Let us pray that out of all of this suffering of victims and their families, the loss of faith it has caused and the disgust that so many experience from the details of this abuse, that this will ensure history doesn't repeat itself. It's judgment day but what we are experiencing now in terms of humiliation will seem like a walk in the park at the personal judgment perpetrators and enablers will experience at death and the Church will experience at the final judgment.

But with this said, one of the things that has happened to the Church with all the pseudo euphoria that we've experienced since Vatican II was the decline in understanding what sin is in general and mortal sin in particular. There were even those who wanted to redefine Original Sin to make it less harsh sounding. Those who promote this pseudo theology would also find abhorrent that anyone's disposition to sin would be called "disordered," especially any aspect of their sexuality. We all know the outcry when Pope John Paul or Pope Benedict teach that homosexuality is "disordered."

Yet we are all disordered because of Original Sin and the actual sins this enables us to commit. There are aspects of our personality including our sexuality that are corrupt and disordered as well, whether we are heterosexual or homosexual. When clergy and laity turn a blind eye to our sexual attractions because we do not believe that any part of our sexuality is disordered, then we have the recipe for disaster that has gone off like an atomic bomb in our Church.

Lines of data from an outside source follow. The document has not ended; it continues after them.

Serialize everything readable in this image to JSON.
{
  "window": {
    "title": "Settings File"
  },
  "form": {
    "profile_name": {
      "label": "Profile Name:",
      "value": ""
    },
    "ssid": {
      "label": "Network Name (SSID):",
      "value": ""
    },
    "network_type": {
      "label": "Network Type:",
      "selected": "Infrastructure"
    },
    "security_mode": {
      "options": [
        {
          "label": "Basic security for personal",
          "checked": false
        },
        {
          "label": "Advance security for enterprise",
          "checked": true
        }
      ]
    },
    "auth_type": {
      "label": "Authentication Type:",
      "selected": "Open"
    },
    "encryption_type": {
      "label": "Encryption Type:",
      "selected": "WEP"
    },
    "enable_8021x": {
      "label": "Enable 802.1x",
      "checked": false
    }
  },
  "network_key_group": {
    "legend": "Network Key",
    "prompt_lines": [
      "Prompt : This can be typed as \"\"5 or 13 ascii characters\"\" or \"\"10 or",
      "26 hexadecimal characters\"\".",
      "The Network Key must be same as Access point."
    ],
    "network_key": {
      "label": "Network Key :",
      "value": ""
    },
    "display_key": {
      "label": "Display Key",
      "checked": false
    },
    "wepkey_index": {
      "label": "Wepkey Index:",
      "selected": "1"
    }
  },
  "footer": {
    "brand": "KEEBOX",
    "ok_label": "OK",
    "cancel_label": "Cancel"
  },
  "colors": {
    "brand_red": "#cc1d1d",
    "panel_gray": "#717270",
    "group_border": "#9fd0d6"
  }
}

The antidote to the disorders of body, soul, mind and sexuality is the grace of God. If we don't think we need that grace we won't call upon God's grace. Sometimes God's grace leads the Church to remove from ministry those who are severely disordered. Sometimes God's grace leads the Church to excommunicate those who are obstinate in their refusal to act like a Catholic (here I'm thinking of politicians who are pro-choice). Is not the sin of abortion and the leading of others to procure abortions as egregious as the sin of sexual abuse of children and teenagers? Why is there not a similar outrage in our Church against bishops who seem to do nothing to Catholics who are pro-choice and publicly so?

But to close with a more positive spin on all of this: "O happy fault, or necessary sin of Adam (and of all of us) that gained for us so great a Savior." Where sin abounds God's grace is more abundant. God will save the Church and even the most despicable sinner amongst us will find God's mercy through repentance and sacramental confession. The penance may be you can't be a priest anymore and you might have to go to prison, but justice demands penance and mercy demands justice.

No comments: